A couple of days ago I got home after attending the Mystery Writers of America Edgar Awards in New York and then the Malice Domestic Convention’s Agatha Awards in Washington, D.C. The events were fun for attendees, rewarding to the nominees and winners, and in my opinion, good for the mystery/crime writing field.
There are always complaints. The wrong novel won. It’s just a popularity contest. Plenty of wonderful books didn’t make the list. Even “Why do we bother?” or “It’s fixed anyway.”
The Edgars and the Agathas represent two different types of awards. The Edgars, like the Shamus and Thrillerwriters, is a judged award. The Agathas slate, like the Bouchercon’s Anthony, is arrived at by nominations sent in by people who are registered to attend, and then after arriving the attendees vote for the final winner.
Over the years I’ve served on several Edgar Awards committees—the short story a couple of times and chaired it once, the best novel at least twice, best play, best fact crime a couple of times and chaired it once, best several others. The last time I served on the best novel committee, we received 554 books. Okay, I’m easily caught. But one thing I can tell you, and that is, it’s not fixed.
Sean Chercover’s good post “Confessions of an Edgar Judge . . .” got me thinking about the misunderstandings people have about these awards. Most judges are like Sean, earnest and fair. I haven’t run into any like the one Paul Guyot referred to in his comment, who said he knew what was good, so he didn’t need to read the books. People being people, there probably are a few like that, or at least some who don’t give a fair try to books of a type they don’t like. However, people are all we have available to use. One of the big boons of judged awards is that books that haven’t made bestseller lists are often nominated. This gives recognition to writers who get far too little. Check the lists of winners for the last few years and I think you will see that few big bestsellers are actually nominated. I just love it when a writer who has received little attention wins an award and proceeds dazed and delighted to the stage.
The convention-vote awards are criticized for being popularity contests. Well, duh. However, they are popularity contests in the sense that readers have actually enjoyed the books. Here again, the nominees and winners are usually not the big bestsellers, and aren’t the bestseller lists the real Big Popularity Contests? And frequently criticized for being fixed?

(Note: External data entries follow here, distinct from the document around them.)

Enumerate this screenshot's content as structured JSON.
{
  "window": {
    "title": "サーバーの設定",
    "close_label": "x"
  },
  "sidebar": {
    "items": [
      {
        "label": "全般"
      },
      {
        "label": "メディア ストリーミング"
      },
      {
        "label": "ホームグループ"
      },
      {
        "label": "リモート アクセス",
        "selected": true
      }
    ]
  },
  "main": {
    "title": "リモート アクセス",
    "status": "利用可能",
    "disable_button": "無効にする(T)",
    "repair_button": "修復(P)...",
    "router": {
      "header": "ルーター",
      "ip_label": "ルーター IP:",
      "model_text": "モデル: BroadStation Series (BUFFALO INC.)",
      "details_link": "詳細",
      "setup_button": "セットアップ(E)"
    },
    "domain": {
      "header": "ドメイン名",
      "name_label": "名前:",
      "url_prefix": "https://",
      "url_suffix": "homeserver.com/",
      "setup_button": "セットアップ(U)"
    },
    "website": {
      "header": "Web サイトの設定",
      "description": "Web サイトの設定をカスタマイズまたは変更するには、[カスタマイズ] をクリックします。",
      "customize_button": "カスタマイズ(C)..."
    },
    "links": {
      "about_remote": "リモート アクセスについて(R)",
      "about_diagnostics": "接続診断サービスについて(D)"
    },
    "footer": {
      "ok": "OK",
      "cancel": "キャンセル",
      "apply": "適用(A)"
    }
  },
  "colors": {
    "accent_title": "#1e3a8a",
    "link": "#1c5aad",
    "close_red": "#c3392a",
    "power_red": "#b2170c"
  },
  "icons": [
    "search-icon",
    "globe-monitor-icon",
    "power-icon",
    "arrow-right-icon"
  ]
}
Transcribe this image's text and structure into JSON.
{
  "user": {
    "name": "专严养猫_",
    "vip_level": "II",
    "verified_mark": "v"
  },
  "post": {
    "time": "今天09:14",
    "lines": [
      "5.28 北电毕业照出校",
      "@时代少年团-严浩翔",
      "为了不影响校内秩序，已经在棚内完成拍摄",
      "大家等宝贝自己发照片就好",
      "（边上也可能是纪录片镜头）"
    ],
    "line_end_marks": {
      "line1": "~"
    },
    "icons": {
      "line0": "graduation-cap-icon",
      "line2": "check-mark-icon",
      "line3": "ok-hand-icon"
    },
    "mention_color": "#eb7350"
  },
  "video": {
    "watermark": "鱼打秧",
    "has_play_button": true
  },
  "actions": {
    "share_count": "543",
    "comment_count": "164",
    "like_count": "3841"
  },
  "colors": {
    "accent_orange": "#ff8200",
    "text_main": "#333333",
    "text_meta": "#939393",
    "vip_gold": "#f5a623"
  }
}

There are other awards arrived at somewhat differently, like the Macavity, or the Love Is Murder Lovie. But they all do one thing—give recognition to authors who might otherwise receive none. I don’t agree with the people who wish awards didn’t exist.
If you have suggestions about improving the processes, great. Let’s hear them.